►

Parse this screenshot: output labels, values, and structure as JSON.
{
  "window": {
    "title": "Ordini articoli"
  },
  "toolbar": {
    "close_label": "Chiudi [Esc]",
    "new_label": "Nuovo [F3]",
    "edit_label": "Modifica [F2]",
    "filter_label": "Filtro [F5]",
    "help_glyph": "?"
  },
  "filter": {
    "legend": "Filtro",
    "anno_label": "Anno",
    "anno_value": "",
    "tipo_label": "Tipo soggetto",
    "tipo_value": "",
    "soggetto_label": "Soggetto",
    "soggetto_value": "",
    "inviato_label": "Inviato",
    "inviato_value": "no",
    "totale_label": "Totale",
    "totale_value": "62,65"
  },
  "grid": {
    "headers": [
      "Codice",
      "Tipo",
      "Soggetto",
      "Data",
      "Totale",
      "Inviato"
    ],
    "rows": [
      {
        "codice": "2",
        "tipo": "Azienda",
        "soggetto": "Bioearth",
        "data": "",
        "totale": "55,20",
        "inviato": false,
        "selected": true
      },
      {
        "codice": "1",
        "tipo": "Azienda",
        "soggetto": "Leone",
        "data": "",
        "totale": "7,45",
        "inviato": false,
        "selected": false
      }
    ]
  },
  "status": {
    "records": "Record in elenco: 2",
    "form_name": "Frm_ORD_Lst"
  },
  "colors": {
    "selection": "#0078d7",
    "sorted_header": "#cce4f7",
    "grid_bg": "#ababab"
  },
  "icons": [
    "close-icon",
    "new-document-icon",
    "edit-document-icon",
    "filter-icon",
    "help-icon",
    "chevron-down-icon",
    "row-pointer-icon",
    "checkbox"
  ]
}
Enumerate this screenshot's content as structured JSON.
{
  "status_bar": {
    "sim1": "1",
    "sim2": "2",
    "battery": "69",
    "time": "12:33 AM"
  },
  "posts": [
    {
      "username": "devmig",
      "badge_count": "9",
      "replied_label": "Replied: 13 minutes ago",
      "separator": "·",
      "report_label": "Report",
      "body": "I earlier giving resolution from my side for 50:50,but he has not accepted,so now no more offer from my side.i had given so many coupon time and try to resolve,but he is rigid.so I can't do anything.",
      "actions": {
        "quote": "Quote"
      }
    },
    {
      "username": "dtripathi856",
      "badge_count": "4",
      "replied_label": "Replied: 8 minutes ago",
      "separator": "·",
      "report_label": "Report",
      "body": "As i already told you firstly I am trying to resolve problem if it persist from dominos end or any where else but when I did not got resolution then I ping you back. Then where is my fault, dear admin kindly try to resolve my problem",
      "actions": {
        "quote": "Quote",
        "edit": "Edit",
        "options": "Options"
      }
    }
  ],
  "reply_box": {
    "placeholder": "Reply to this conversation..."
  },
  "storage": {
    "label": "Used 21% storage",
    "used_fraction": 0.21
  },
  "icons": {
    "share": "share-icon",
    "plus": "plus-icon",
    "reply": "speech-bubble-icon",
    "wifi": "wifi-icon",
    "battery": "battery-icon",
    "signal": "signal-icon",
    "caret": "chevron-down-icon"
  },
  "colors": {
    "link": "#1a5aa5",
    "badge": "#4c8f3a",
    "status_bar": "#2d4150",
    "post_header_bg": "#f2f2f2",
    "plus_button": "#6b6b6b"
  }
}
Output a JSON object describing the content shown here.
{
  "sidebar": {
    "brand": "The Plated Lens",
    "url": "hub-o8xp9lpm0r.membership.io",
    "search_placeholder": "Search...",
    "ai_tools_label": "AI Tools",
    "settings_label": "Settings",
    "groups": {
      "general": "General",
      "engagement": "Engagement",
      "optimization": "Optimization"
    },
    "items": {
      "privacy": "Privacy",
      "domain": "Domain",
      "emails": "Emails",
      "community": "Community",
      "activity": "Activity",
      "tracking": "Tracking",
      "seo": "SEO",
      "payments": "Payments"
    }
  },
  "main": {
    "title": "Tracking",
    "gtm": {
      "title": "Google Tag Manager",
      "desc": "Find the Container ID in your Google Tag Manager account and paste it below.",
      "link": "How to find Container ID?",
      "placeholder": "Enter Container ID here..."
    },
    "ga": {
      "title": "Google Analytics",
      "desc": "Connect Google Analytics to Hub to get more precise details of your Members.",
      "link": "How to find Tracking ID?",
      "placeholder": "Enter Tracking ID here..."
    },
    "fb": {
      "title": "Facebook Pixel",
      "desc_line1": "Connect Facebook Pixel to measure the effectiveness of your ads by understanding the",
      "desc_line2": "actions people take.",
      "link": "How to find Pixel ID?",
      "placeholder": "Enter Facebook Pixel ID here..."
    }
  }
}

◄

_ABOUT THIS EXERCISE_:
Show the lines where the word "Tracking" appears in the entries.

_ANSWER BOX_:
      "tracking": "Tracking",
    "title": "Tracking",
      "link": "How to find Tracking ID?",
      "placeholder": "Enter Tracking ID here..."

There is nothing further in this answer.